Attacking for the win

Fighting a headwind into the finish, only the strongest were able to go for the victory.  "I attacked with 3 or 4 kilometers to go to the finish but a small group of guys which included Ben Jacques-Maynes caught me," Louder explained.  "When Ben counter-attacked there wasn't the same reaction they had for me and since Ben had a team mate with us, that made it harder to get a chase going."  With just over a kilometer remaining, Louder's chasing group was joined by several other riders.  "Mancebo was with the guys who caught us and then he jumped with about 1200 meters left," Louder revealed.  "I went after him, caught him with about 200 meters to go and just managed to pass him before the line."   Though sorry not to have grabbed the win, Louder is philosophical about what this means tactically for the team.  "I'm disappointed that I didn't get the win, but this does mean that we will have a little more leeway in the stage tomorrow and won't be expected to control the race," Louder said.  "It was surprising to see how people just fell apart at the finish and the stage clearly indicated which handful of riders will realistically have a shot at winning the overall." 

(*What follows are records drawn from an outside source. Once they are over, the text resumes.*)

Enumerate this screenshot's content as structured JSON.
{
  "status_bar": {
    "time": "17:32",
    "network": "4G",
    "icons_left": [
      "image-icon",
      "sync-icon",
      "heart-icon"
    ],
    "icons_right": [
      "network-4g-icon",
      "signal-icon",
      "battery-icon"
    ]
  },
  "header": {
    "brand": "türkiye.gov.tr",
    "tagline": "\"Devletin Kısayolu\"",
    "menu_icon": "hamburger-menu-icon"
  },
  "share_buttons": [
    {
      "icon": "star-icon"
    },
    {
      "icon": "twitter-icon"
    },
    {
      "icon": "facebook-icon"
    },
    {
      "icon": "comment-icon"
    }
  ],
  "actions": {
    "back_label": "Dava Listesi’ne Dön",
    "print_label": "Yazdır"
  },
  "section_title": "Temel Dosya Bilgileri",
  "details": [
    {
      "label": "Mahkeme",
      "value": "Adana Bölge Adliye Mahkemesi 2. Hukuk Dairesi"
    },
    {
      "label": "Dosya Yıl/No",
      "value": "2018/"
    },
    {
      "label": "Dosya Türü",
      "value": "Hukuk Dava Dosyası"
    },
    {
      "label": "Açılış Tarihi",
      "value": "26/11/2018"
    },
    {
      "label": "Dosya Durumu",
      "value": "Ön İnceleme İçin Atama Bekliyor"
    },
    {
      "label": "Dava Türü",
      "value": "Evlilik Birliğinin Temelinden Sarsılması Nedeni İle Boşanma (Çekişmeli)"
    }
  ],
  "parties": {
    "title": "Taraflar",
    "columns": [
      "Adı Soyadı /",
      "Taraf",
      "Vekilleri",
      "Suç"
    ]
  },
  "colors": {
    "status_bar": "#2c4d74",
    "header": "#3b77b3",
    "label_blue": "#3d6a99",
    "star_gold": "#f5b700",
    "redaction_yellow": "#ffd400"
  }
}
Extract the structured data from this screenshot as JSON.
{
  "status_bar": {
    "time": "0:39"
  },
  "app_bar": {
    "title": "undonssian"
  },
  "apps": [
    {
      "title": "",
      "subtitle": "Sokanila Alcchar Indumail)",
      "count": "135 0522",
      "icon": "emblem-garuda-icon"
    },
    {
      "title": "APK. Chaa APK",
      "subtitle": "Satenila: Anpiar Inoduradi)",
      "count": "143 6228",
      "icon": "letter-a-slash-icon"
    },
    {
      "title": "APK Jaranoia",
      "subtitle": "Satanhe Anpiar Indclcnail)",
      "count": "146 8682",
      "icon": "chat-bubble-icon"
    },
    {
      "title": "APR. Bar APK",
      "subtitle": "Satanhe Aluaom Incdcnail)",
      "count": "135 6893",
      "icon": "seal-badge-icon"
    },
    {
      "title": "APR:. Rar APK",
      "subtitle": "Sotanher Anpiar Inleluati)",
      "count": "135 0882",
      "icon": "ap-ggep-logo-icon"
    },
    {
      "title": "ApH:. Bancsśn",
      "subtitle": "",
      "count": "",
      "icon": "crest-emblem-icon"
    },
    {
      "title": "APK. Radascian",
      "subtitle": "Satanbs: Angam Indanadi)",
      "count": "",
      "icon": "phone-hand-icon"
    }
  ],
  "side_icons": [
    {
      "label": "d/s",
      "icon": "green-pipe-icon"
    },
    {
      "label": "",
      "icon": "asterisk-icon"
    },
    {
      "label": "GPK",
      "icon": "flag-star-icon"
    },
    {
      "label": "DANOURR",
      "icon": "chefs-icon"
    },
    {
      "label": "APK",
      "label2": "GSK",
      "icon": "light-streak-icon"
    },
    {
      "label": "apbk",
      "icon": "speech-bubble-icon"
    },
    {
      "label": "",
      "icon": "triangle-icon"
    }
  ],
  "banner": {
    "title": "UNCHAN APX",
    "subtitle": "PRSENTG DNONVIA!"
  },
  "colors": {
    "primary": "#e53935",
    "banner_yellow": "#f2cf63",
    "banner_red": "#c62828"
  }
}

Climber's race with deciding time trial

"It can be a very dynamic race so anything can still happen," Louder concluded.  "But it should be a matter of climbing well and putting in a good time trial."  Mike Sayers agrees that the race will come down to which climber can time trial the best.  "Bissell has the lead and everyone knows that they have riders who can time trial," Sayers said.  "But in the end I think Rock showed today it is their race to lose and the other teams will probably put the emphasis on them to control the race."  Comfortable to be riding somewhat under the radar in these first few stages, BMC feels confident in the abilities of their all-around riders like Jeff Louder, Ian McKissick, and Brent Bookwalter.